Pickwick Landing Dam is a significant producer of hydroelectric power. It has six generating units with a net dependable capacity of 229 megawatts. The dam has two locks: One measures 110-by-600 feet and the other 110-by-1,000 feet.
Pickwick Reservoir is located in southwest Tennessee. It extends 53 miles south from the dam along the Mississippi-Alabama state line and then east into Alabama. The dam was completed in 1938, and the first two of its six hydroelectric generating units began operation the same year.
Pickwick Landing Dam is a significant producer of hydroelectric power. It provides a flat pool of water that extends eastward to Wilson Dam in Alabama and covers a portion of the treacherous Muscle Shoals, which once hampered navigation on the Tennessee River.
Pickwick Reservoir has excellent sport-fishing areas, including the Wilson Dam tailwater at the upper end of the reservoir, noted for record-size smallmouth bass and catfish.
Pickwick is also popular for boating and water skiing. A large campground is located below the dam and includes 92 sites with water and electric (five are accessible sites) and eight tent sites without utilities.
Pickwick: Facts + Figures
- Construction of Pickwick Landing Dam began in 1934 and was completed in 1938.
- The dam is 113 feet high and stretches nearly a mile and a half across the Tennessee River.
- Pickwick Dam is a hydroelectric facility. It has six generating units with a net dependable capacity of 229 megawatts. Net dependable capacity is the amount of power a dam can produce on an average day, minus the electricity used by the dam itself.
- When Pickwick Reservoir is full during the summer, it has nearly 490 miles of winding shoreline and 43,100 acres of water surface.
- Pickwick has a flood-storage capacity of 492,700 acre-feet.
- To maintain the water depth required for navigation, the minimum winter elevation for the reservoir is 408 feet. The typical summer operating range is between 413 and 414 feet.
- The dam has two locks: One measures 110-by-600 feet and the other 110-by-1,000 feet.
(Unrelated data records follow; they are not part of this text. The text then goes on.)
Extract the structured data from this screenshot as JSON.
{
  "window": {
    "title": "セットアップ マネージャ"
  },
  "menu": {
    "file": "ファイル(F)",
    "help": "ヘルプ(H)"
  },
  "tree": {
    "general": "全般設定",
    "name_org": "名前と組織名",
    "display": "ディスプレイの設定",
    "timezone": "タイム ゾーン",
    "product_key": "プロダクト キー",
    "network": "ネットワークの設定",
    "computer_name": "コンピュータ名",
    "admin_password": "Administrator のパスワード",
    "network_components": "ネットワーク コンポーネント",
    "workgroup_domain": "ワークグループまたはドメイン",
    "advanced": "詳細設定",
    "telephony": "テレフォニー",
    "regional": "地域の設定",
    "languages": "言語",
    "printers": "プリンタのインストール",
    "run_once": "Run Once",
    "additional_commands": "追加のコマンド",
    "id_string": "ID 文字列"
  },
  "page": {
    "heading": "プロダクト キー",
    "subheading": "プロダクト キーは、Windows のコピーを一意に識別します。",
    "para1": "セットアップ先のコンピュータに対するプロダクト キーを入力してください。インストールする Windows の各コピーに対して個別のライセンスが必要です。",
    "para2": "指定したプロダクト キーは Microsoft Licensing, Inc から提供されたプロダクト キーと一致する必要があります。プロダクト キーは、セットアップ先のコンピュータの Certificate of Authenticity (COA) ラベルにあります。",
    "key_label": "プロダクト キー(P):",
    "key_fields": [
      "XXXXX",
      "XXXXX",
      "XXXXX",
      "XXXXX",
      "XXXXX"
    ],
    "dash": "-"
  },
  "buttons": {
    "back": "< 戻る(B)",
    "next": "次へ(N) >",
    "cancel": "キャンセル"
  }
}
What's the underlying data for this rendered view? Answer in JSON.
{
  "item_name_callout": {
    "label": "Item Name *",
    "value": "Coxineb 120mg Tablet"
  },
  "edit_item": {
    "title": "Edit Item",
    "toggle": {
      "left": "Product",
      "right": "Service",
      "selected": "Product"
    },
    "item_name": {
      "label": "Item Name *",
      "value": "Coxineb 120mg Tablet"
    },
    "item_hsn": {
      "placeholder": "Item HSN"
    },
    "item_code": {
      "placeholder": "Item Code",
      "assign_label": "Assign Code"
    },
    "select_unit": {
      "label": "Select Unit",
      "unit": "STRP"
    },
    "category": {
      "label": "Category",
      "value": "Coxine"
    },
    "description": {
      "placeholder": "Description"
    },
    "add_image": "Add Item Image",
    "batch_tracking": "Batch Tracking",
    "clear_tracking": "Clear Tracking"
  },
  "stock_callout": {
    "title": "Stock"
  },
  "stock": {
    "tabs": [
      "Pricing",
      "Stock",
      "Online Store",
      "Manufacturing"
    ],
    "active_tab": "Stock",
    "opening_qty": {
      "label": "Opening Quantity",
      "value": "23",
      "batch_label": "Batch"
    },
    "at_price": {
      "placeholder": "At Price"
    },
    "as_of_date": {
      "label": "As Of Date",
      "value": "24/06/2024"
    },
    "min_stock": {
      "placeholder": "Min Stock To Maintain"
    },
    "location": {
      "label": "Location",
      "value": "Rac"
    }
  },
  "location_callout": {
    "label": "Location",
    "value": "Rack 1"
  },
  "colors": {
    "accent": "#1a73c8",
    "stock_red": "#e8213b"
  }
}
- Pickwick Dam’s first turbine was the largest of its kind in the country when it was installed; its runner was more than 24 feet in diameter. New runners with a more efficient design were installed in the 1980s.